- WHAT IS REQUIRED: Gather all lines with "this" from the records.

BEGIN

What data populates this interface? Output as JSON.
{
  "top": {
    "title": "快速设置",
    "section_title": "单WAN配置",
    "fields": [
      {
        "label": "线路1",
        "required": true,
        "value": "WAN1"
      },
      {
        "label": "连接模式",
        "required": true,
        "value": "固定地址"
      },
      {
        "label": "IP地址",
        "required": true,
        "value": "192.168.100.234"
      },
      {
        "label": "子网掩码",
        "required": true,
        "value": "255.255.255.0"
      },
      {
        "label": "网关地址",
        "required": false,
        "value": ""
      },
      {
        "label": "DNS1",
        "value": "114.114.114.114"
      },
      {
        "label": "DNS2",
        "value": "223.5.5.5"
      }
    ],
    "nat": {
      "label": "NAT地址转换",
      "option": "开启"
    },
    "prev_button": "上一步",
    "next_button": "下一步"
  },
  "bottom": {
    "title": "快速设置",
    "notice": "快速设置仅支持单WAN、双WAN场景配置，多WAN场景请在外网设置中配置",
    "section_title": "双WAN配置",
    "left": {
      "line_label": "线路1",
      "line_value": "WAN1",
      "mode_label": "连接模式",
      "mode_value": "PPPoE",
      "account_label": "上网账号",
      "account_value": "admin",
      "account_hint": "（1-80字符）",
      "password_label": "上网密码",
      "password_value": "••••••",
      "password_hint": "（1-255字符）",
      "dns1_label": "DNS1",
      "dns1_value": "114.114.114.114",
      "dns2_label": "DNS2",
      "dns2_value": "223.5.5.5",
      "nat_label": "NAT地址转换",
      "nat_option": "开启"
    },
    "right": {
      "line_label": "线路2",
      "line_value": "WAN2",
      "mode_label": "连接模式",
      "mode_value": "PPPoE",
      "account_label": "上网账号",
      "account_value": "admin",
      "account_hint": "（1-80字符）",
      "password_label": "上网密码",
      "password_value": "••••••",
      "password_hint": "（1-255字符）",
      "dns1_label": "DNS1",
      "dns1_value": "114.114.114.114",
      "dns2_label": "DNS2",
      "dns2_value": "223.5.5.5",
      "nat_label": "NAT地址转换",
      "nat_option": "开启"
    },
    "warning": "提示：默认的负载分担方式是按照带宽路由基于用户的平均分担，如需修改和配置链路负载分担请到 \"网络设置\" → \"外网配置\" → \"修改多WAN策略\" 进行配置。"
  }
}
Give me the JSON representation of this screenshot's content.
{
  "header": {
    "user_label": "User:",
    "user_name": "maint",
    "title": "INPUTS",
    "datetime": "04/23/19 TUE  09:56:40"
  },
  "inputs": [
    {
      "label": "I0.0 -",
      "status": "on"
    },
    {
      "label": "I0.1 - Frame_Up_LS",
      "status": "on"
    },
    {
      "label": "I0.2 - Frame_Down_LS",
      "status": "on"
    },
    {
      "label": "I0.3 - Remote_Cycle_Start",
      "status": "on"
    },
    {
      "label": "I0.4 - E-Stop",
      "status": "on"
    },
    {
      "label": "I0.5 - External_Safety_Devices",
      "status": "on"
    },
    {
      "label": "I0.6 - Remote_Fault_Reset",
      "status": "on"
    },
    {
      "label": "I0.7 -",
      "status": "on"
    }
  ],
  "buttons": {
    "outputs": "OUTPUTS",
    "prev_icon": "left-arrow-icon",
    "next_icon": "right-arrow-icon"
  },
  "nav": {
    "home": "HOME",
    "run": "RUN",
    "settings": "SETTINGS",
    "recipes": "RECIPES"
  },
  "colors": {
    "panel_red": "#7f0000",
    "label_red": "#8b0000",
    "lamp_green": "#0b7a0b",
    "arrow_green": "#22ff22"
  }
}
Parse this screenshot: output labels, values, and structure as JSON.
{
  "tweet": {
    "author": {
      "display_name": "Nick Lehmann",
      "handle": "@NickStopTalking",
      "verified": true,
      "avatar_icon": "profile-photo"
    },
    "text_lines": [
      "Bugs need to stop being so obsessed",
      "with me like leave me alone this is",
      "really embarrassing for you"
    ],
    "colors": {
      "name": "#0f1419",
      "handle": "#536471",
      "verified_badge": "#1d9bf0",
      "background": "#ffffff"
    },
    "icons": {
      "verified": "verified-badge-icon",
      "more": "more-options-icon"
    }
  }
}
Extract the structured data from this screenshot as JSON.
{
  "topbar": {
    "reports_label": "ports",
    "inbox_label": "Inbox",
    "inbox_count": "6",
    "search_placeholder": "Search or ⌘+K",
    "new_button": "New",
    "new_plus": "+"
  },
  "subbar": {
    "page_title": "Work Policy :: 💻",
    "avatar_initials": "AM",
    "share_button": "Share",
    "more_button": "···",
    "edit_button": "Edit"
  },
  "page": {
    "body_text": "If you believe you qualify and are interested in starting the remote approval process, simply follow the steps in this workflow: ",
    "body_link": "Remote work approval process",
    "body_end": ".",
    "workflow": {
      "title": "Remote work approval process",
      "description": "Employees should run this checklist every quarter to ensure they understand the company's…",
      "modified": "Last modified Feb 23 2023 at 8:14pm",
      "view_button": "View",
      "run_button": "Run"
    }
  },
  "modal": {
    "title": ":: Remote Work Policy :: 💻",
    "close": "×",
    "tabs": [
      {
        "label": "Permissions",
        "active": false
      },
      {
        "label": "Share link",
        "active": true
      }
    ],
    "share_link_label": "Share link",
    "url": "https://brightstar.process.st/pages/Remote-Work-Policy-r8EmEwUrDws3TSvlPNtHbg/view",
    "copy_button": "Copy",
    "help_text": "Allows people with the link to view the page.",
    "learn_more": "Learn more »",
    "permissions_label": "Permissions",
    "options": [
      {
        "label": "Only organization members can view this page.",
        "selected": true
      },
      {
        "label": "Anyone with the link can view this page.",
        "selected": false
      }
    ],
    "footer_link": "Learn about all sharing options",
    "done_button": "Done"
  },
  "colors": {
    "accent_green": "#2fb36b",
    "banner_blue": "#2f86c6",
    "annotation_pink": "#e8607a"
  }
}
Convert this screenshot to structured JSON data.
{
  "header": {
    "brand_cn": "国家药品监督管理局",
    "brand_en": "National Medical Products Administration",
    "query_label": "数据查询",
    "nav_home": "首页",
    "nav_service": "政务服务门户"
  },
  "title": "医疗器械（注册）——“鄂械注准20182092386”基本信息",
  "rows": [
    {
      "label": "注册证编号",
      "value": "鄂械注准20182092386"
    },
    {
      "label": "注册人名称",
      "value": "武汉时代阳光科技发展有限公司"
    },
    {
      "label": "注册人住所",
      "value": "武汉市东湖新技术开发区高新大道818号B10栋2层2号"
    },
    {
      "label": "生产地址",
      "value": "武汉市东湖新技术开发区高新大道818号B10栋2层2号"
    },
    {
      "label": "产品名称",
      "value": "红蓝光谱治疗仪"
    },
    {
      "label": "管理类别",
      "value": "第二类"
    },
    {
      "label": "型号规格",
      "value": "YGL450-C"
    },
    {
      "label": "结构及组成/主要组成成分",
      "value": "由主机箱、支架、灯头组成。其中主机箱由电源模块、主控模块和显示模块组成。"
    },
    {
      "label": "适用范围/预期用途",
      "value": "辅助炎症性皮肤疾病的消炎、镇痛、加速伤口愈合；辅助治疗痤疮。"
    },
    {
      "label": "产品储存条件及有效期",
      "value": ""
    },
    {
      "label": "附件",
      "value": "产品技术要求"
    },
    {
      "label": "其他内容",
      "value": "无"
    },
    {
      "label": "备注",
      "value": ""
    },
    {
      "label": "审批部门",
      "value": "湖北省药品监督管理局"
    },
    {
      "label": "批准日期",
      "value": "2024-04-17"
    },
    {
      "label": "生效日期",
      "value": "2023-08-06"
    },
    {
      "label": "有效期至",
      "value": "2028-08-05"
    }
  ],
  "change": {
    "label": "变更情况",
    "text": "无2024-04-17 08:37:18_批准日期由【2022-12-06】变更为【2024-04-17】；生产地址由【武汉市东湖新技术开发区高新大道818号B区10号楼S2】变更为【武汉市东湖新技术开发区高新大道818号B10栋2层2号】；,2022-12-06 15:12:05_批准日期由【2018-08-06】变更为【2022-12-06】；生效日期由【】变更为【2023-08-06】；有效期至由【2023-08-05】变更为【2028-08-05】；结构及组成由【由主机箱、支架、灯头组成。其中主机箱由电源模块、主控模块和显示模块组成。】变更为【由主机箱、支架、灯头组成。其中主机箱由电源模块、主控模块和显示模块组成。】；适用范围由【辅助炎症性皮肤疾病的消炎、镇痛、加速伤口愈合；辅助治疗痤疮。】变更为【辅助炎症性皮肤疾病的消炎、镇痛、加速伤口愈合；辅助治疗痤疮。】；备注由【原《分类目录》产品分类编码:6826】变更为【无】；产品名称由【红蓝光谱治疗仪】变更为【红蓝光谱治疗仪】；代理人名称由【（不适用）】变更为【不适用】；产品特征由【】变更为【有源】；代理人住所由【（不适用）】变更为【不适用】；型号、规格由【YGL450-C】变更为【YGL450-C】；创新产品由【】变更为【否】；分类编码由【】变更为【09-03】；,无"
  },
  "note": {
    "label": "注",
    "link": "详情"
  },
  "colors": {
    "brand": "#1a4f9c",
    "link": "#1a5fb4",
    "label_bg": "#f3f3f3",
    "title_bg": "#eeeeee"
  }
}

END

- FINISHED EXERCISE:
What data populates this interface? Output as JSON.
Give me the JSON representation of this screenshot's content.
Parse this screenshot: output labels, values, and structure as JSON.
      "with me like leave me alone this is",
Extract the structured data from this screenshot as JSON.
    "body_text": "If you believe you qualify and are interested in starting the remote approval process, simply follow the steps in this workflow: ",
      "description": "Employees should run this checklist every quarter to ensure they understand the company's…",
        "label": "Only organization members can view this page.",
        "label": "Anyone with the link can view this page.",
Convert this screenshot to structured JSON data.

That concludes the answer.